By Allison Campbell-Jensen
In August 2021, Business Reference Librarian Maggie Parra participated in the Evidence Synthesis Institute (ESI), which offered comprehensive instruction for librarians on their role in assisting with systematic reviews.
“The course taught me about the different types of reviews, methodologies, reporting guidelines and standards,” Parra says about ESI, which was developed by Libraries staff and colleagues from other universities with funding from the Institute for Museum and Library Services.
During her training, Parra was able to gain hands-on experience drafting search queries with subject-specific databases. She would meet daily with other business and public-policy librarians about trends and challenges
Putting skills to practice
She quickly had the opportunity to use her skills in the fall, when a research team from the Humphrey School of Public Affairs contacted the business reference desk for help with a systematic review. At that time, the team included Yuan (Daniel) Cheng, Assistant Professor in the Humphrey School, and Ph.D. candidates Shuyi Deng and Ahmad Banamah, along with Huafang Li, Assistant Professor in the College of Education and Community Innovation at Grand Valley State University (Michigan).

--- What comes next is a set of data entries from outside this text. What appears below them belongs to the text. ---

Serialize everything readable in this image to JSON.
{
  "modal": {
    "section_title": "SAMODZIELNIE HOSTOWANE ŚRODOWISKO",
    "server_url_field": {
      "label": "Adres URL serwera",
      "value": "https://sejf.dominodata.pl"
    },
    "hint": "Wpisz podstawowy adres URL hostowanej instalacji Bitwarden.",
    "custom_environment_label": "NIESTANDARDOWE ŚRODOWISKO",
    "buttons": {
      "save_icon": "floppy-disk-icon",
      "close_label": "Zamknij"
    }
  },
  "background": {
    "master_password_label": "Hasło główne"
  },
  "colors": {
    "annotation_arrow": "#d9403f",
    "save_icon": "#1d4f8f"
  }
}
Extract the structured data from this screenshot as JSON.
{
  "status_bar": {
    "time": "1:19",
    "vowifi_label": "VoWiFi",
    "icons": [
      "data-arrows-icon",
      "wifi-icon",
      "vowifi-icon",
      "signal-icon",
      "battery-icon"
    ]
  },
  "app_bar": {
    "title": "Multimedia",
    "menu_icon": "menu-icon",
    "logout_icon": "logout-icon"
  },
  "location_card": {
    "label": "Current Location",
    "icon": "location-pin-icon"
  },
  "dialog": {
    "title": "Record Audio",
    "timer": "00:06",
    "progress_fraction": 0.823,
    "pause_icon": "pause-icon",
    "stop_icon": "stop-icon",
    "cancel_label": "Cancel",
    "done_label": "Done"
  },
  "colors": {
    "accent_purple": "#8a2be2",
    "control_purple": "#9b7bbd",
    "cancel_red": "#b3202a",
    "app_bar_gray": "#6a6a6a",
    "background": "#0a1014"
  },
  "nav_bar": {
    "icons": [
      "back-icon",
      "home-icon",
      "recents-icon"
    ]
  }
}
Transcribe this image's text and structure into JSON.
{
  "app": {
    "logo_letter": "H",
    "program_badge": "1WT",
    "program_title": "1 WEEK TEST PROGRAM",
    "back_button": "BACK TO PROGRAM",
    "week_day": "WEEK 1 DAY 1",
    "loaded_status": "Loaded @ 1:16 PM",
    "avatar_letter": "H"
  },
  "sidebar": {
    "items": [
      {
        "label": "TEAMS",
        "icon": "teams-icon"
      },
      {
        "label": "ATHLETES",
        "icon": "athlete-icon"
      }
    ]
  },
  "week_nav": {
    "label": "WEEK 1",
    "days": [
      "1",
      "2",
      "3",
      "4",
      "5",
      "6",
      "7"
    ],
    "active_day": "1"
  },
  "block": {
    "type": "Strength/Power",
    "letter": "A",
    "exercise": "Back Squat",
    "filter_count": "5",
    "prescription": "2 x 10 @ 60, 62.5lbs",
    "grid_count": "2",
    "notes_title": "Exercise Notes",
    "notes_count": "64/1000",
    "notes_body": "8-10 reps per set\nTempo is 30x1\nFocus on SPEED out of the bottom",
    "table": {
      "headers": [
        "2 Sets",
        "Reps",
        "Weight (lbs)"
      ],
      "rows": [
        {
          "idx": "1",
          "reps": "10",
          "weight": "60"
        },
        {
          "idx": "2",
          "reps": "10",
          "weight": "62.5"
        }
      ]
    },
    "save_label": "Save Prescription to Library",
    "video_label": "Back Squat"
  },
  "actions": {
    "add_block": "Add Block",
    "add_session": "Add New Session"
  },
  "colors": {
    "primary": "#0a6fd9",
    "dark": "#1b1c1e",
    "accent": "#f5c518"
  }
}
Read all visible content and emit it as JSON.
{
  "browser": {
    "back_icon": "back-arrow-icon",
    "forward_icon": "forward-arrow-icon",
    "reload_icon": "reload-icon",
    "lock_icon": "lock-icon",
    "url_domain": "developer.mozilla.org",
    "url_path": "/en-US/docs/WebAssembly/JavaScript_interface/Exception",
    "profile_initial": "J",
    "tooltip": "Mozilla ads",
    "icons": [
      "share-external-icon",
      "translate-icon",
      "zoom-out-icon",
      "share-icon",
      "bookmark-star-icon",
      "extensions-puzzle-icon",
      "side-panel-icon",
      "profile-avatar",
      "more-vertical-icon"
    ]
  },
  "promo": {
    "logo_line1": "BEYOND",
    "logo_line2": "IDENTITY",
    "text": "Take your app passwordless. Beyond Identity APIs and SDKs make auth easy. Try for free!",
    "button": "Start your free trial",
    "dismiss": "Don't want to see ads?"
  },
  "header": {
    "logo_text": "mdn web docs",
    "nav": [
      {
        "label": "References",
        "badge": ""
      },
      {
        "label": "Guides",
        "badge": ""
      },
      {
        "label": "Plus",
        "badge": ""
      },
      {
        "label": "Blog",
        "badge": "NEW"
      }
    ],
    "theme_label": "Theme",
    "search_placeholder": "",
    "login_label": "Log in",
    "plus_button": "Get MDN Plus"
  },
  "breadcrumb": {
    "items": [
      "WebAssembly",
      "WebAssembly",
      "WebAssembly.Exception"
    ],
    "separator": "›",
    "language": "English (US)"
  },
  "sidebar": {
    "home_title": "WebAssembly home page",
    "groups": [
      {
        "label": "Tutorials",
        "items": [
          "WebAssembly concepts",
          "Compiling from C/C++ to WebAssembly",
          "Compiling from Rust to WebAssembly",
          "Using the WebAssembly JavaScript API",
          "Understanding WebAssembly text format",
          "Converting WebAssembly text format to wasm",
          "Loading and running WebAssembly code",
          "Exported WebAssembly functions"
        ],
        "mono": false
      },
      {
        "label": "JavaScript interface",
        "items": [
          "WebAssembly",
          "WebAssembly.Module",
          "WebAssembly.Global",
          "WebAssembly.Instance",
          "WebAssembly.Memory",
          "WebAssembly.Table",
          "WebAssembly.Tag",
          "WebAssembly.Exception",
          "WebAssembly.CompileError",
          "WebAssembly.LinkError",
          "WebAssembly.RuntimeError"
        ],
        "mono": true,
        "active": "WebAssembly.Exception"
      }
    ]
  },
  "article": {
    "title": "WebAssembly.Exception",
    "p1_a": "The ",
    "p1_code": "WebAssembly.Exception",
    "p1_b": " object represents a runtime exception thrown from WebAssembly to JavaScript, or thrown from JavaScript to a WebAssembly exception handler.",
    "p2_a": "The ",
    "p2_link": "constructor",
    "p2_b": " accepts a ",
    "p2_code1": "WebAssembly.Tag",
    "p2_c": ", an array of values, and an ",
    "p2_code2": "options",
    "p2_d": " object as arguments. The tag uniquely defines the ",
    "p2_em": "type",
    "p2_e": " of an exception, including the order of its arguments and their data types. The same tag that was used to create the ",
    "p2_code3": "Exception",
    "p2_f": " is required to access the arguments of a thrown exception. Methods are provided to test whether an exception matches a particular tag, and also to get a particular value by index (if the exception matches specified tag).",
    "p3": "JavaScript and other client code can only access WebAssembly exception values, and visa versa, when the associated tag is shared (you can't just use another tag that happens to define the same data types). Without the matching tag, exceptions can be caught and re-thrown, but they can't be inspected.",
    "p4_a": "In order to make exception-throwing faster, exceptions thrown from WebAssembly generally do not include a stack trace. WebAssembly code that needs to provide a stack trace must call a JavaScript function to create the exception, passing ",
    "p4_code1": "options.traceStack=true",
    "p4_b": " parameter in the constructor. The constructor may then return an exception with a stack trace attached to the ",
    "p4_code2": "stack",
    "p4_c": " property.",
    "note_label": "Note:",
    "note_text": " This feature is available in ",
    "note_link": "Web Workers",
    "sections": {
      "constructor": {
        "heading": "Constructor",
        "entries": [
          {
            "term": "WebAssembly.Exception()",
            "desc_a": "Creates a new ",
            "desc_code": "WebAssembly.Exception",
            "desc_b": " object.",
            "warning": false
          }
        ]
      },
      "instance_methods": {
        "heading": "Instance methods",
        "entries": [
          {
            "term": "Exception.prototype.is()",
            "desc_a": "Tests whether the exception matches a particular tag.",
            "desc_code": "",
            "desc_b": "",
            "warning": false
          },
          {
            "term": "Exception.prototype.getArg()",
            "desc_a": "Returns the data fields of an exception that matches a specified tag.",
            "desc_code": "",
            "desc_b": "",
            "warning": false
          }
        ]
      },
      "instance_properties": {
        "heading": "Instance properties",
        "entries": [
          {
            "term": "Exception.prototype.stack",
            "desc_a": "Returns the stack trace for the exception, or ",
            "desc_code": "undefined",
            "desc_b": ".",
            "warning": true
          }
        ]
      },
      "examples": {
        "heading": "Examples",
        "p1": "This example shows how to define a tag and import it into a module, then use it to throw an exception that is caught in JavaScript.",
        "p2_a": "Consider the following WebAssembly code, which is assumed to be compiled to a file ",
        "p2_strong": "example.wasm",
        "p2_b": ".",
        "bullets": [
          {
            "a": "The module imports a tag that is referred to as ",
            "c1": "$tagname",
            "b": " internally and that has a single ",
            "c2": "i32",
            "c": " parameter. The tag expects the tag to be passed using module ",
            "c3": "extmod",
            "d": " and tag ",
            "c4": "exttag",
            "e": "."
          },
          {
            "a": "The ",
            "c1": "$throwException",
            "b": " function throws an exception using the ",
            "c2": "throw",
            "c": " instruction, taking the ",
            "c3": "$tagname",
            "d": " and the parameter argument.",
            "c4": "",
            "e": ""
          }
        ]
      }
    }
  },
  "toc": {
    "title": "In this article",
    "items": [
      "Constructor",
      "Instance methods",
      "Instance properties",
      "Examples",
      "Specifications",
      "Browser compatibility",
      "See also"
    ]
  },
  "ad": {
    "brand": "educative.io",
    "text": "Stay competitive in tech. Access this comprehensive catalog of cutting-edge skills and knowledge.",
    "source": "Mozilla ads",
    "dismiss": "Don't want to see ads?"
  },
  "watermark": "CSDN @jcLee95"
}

“The project aims to systematically review the existing literature that engage the voluntary failures theory, a major theory in nonprofit studies,” says Deng. In a nutshell, the theory describes the paradox that government funds much nonprofit organization activity, yet social welfare policy ignores these organizations in their assessments and nonprofit organizations neglect the major role of governmental funding in their revenues.
Parra and Riegelman met on Zoom with the team, whom Parra said already “had done an excellent job generating the search terms and providing the seminal article on the topic which steered the development of our search query.”
Deng notes that the team learned they could co-author with librarians for publication and that Parra has a particular interest in nonprofit studies — so they asked her to join them. This is her first experience as a co-author of a systematic review.
Systematic review involves screening
“We wouldn’t have made so much progress in such a short time without Maggie.”
As of late December, the work is ongoing and continues to be online. Deng says of Parra: “She used her expertise to help us refine our search keywords, identified the databases to search, designed search syntax that increased our initial search from about 40 results to nearly 2,000 relevant results.” After downloading titles and abstracts of articles, the team will screen them for relevance.
The team has access to Libraries’ license for the software tool Covidence, which streamlines screening and data extraction; it is only available to team with a librarian co-author.
She has provided many helpful tips, Deng says, for screening and coding. Once that step is complete, Parra will provide full-text articles for the final round of screening.
The team members are excellent communicators, Parra says, and Deng notes she always double-checks to make sure their needs are understood. She adds: “[Parra] also explained to us what she did so clearly that I have learned a lot about literature search and systematic review from her!”
Says Parra: “It’s been really exciting and I’m so grateful for the opportunity to work with them on this research.” As for the value of Parra’s contributions to their work, Deng says it is essential. “We wouldn’t have made so much progress in such a short time without Maggie.”